(Items listed in a dataset)
※ ※ ※

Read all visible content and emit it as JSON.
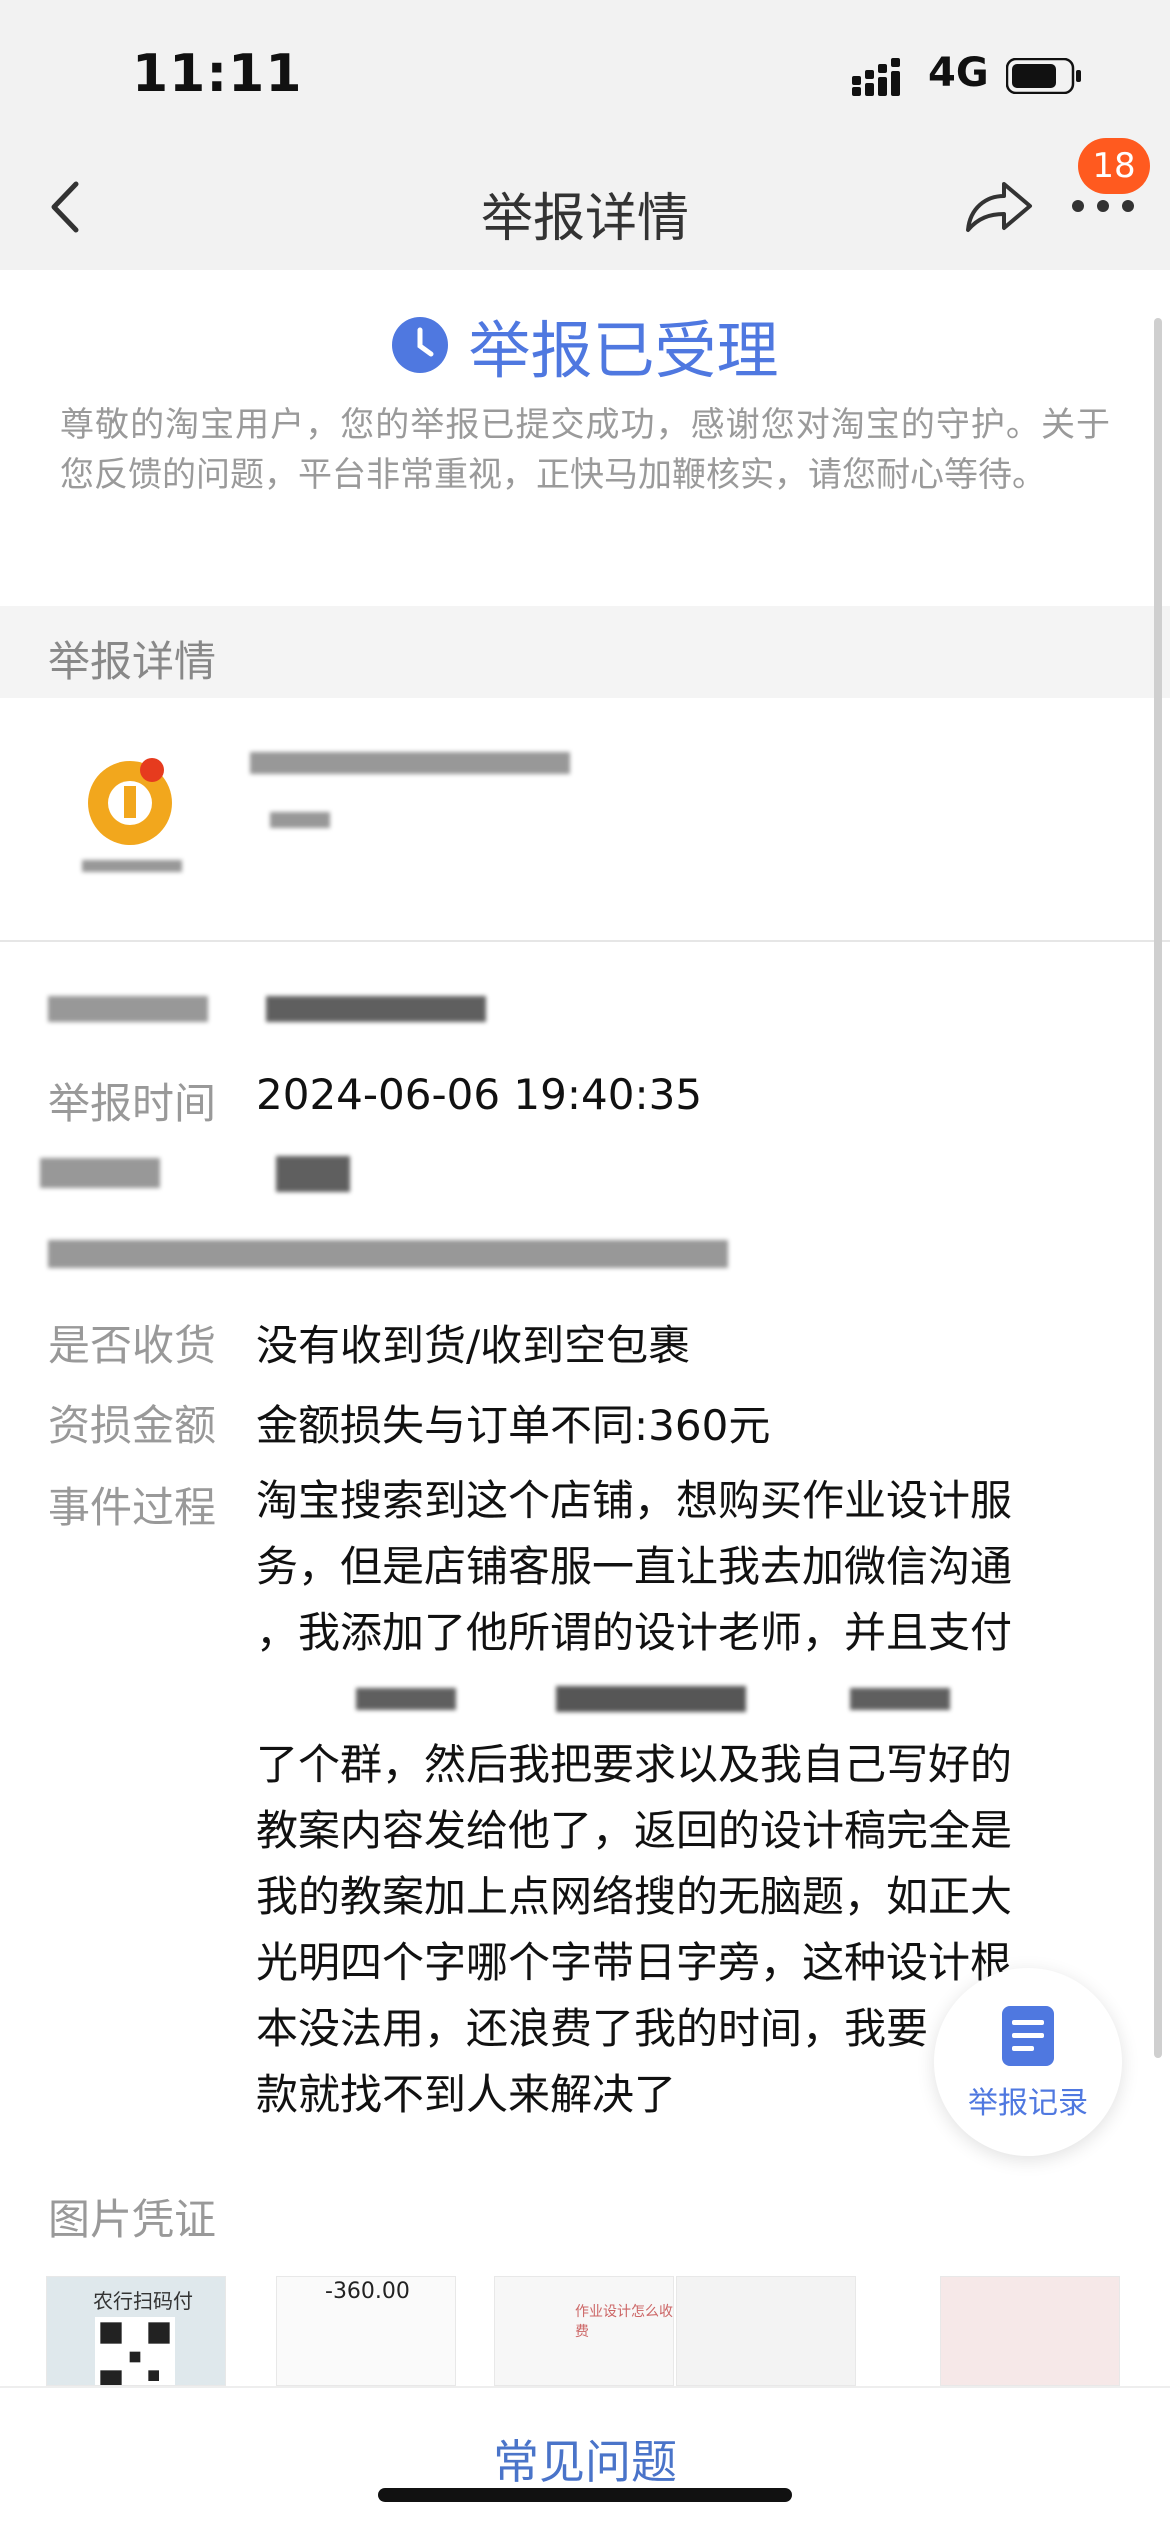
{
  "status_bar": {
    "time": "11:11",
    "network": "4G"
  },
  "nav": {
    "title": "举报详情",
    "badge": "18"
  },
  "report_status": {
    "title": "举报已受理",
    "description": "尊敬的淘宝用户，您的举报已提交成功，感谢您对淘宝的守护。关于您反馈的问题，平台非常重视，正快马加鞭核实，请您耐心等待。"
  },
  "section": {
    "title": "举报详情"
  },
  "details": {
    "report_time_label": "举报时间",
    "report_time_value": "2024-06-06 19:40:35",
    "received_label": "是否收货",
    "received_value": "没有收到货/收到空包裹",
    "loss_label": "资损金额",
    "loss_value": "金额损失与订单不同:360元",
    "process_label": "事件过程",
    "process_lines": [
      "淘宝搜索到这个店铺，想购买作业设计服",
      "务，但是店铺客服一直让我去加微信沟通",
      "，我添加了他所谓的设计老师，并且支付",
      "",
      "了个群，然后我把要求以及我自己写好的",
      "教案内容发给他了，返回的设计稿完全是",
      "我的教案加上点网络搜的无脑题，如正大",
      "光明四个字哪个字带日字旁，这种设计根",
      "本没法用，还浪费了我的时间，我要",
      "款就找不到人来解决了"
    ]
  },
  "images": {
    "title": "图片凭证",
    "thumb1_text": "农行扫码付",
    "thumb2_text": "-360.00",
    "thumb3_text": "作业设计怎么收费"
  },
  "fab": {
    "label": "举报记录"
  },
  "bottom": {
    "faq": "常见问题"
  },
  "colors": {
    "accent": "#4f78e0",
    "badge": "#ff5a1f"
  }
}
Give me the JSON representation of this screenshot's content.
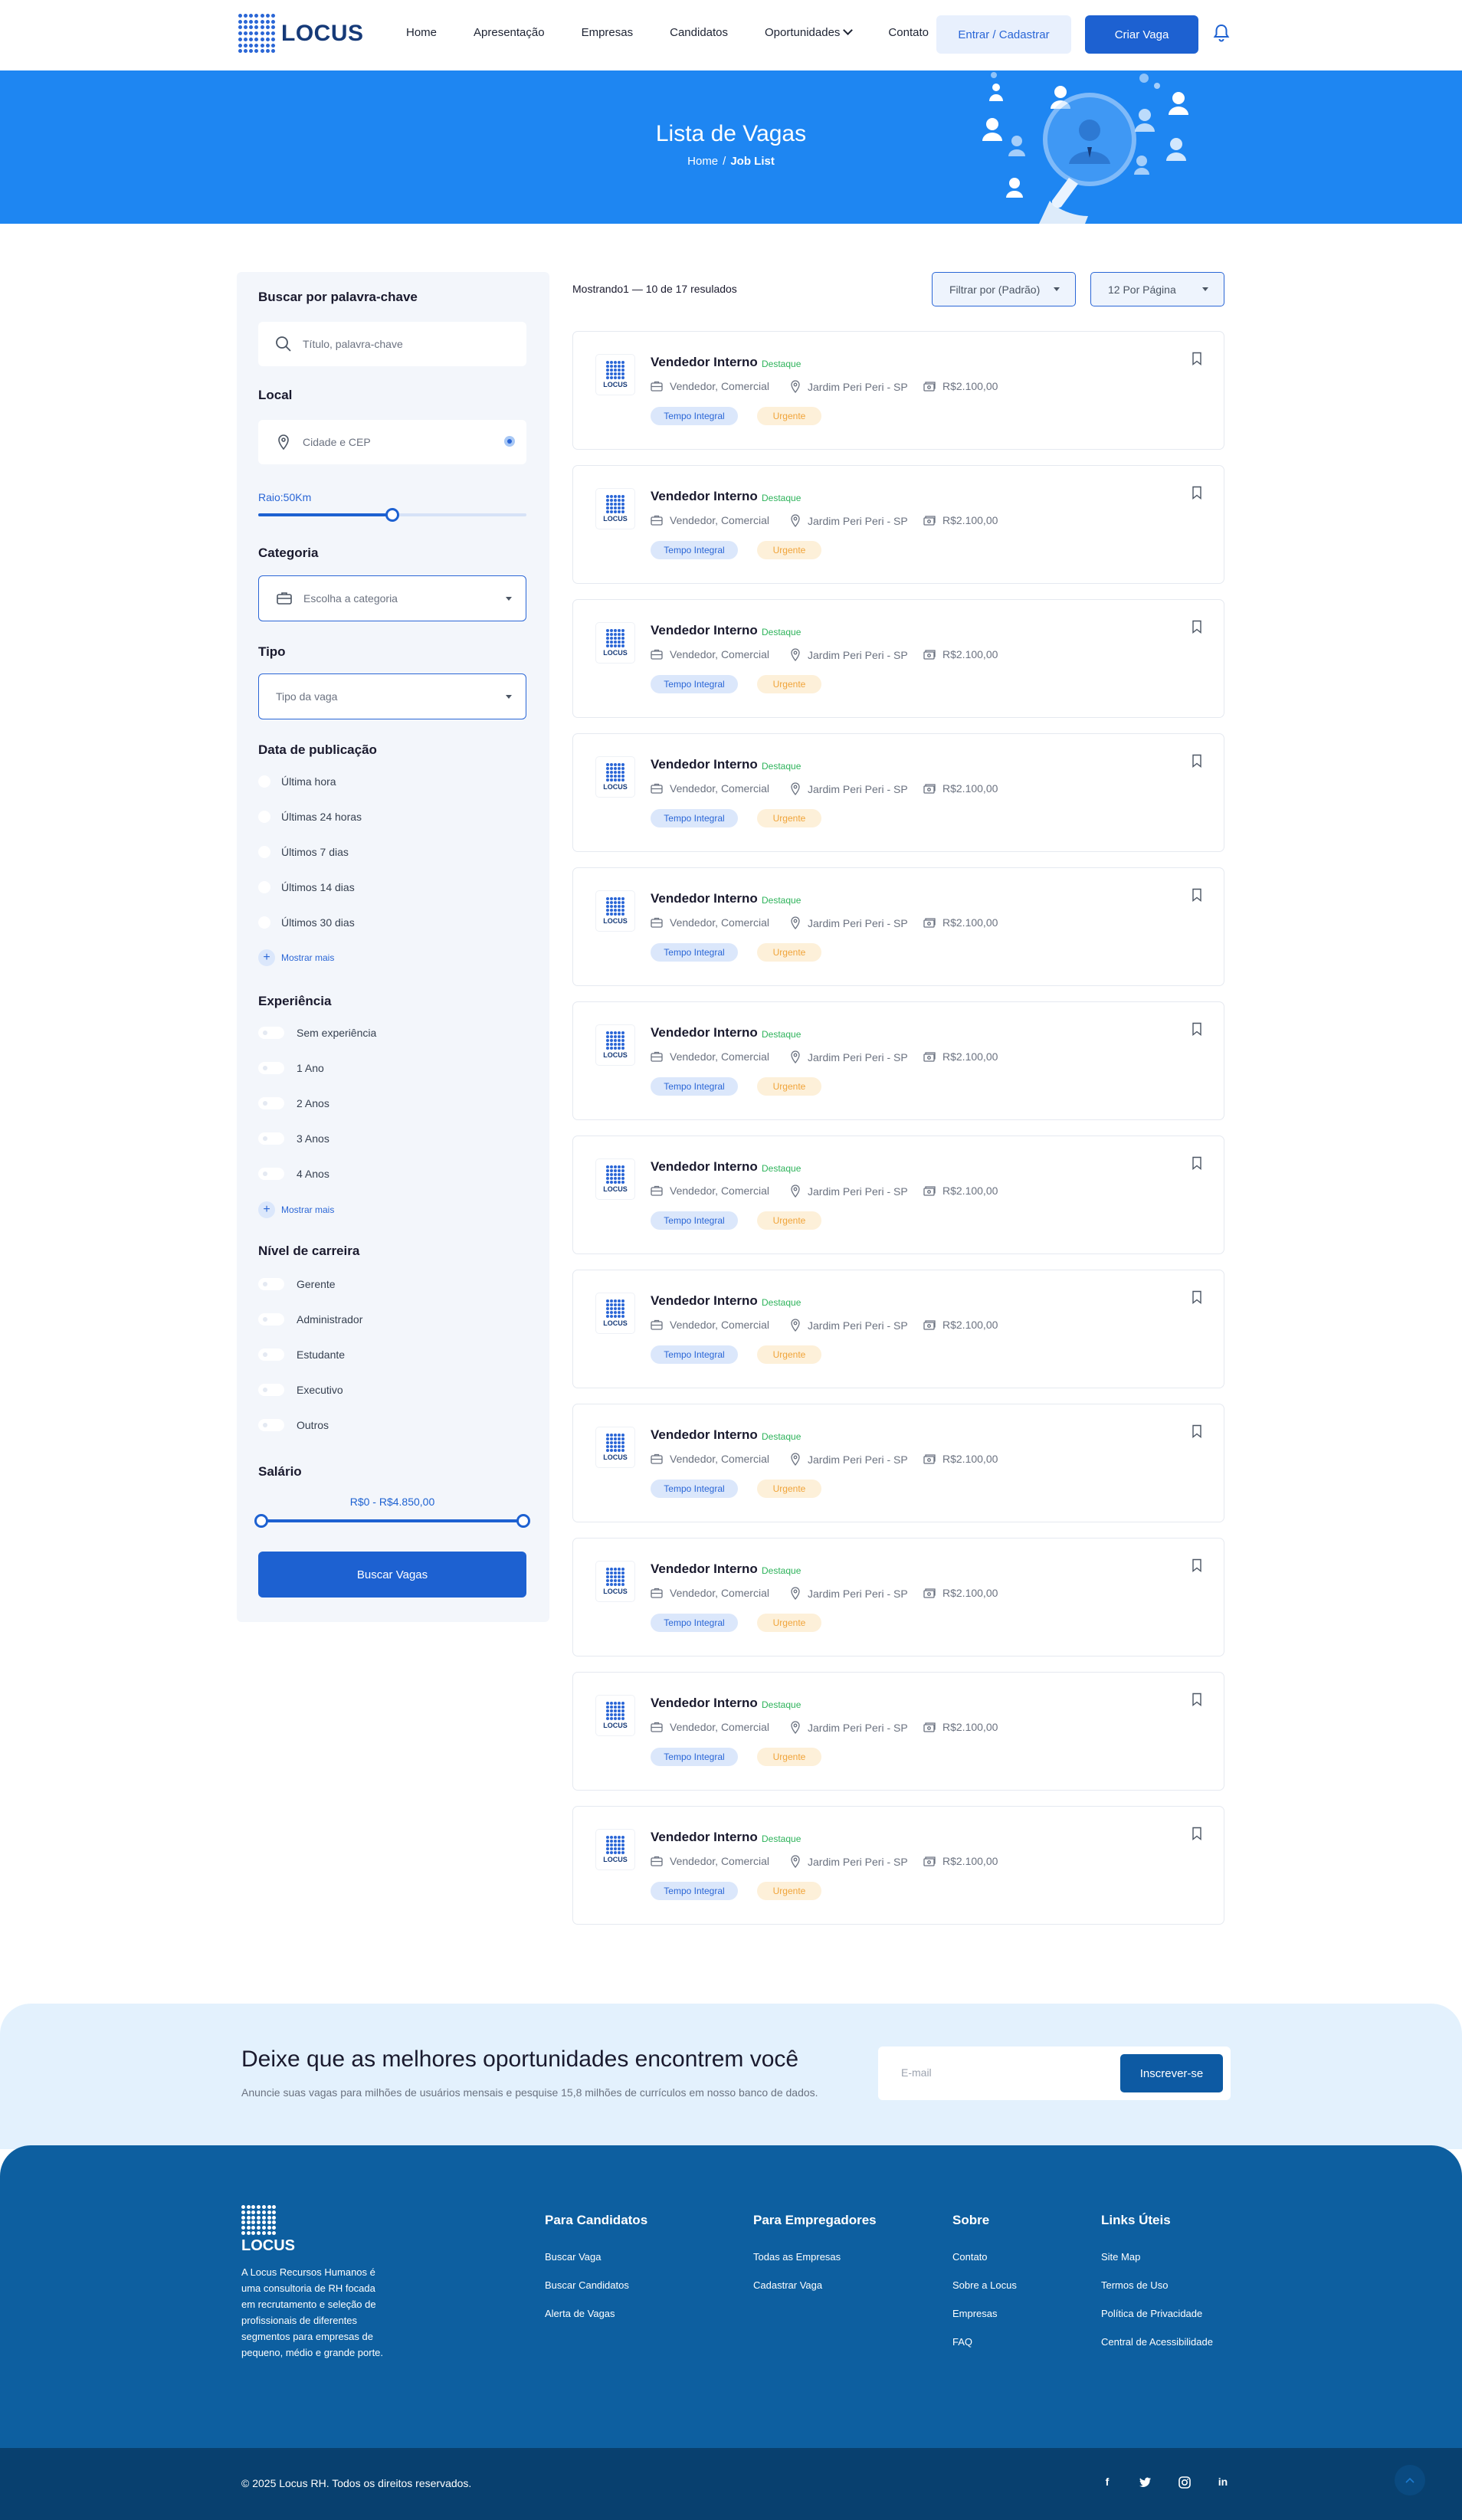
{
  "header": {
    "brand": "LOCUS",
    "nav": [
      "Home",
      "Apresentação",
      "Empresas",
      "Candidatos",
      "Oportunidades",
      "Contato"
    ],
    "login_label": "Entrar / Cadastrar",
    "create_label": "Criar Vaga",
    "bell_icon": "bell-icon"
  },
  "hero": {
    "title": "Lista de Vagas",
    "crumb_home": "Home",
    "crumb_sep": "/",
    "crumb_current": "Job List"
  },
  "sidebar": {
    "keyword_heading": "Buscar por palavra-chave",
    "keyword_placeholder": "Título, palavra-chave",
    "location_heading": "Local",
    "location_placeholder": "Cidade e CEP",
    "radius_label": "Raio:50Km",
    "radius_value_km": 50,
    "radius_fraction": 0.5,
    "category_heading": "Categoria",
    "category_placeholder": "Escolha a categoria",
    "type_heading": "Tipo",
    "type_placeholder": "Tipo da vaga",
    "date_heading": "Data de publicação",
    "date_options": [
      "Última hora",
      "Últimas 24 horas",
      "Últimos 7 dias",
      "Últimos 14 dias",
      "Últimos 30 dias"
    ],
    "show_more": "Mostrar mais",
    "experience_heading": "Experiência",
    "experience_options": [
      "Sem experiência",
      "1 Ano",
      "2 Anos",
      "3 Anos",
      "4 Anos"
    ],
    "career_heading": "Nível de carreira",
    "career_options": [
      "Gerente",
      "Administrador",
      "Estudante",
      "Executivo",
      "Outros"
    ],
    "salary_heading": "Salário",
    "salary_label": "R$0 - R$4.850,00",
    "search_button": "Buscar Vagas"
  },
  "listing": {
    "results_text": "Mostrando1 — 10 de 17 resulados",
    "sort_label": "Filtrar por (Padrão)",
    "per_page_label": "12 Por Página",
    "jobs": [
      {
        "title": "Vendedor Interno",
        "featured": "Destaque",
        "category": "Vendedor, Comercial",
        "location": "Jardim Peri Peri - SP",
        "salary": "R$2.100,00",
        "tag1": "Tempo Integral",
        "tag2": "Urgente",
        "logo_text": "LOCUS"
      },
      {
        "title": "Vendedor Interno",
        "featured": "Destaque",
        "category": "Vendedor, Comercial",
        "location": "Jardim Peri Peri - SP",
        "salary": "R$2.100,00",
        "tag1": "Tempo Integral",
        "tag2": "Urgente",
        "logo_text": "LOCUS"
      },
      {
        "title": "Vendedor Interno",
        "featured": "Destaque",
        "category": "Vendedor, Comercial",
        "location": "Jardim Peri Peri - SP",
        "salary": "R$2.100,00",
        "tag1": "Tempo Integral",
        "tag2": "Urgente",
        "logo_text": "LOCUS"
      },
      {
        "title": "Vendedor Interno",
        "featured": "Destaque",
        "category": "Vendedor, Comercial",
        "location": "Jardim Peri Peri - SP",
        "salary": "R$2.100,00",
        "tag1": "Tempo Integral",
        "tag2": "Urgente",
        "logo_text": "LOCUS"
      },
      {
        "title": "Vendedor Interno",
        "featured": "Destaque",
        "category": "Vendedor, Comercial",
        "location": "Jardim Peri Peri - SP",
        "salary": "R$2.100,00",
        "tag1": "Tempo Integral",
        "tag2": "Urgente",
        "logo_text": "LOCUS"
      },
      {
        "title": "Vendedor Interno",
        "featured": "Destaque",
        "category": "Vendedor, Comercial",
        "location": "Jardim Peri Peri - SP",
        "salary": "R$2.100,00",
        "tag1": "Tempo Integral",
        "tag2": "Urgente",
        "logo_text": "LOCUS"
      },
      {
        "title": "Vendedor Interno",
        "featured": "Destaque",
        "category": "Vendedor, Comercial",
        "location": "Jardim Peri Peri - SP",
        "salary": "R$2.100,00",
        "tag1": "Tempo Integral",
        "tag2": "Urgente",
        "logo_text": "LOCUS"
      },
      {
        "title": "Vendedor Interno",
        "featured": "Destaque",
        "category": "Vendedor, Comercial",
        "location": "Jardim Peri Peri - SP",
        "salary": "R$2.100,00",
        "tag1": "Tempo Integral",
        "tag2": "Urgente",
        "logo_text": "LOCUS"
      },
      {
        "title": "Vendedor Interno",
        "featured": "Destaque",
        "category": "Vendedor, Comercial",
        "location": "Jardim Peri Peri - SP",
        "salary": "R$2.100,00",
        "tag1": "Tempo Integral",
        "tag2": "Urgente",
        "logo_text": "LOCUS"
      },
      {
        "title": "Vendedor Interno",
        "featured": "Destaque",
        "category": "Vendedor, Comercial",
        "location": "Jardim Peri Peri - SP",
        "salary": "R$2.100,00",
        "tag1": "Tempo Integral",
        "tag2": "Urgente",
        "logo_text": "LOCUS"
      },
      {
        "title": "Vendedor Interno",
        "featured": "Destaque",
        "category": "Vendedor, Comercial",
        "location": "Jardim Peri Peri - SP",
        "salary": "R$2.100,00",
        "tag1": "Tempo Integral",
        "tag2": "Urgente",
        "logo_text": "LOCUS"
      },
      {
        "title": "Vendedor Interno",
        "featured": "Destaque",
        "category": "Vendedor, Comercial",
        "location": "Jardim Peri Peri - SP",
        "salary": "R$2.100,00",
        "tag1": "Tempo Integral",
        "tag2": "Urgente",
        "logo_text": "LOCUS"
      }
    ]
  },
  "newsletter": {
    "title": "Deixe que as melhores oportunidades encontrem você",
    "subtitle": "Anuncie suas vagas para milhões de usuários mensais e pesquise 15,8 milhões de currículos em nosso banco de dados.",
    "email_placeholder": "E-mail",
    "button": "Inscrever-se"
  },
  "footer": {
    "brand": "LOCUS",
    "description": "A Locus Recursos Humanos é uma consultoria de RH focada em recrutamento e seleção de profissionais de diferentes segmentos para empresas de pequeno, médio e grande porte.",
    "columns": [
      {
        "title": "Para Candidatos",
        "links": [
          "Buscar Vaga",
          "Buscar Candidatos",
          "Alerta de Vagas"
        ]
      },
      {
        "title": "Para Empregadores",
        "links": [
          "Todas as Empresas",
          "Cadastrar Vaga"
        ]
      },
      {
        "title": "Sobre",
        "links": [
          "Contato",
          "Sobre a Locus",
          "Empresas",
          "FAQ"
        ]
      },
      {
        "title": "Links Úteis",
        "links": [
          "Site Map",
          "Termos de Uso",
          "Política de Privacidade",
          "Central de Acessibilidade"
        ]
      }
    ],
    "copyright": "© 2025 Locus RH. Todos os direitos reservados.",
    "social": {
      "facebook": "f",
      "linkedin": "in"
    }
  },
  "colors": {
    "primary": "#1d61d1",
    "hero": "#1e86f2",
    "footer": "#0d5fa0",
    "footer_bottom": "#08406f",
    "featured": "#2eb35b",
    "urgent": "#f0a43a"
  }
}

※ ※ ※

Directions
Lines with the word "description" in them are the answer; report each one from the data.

Output of the task
    "description": "尊敬的淘宝用户，您的举报已提交成功，感谢您对淘宝的守护。关于您反馈的问题，平台非常重视，正快马加鞭核实，请您耐心等待。"
    "description": "A Locus Recursos Humanos é uma consultoria de RH focada em recrutamento e seleção de profissionais de diferentes segmentos para empresas de pequeno, médio e grande porte.",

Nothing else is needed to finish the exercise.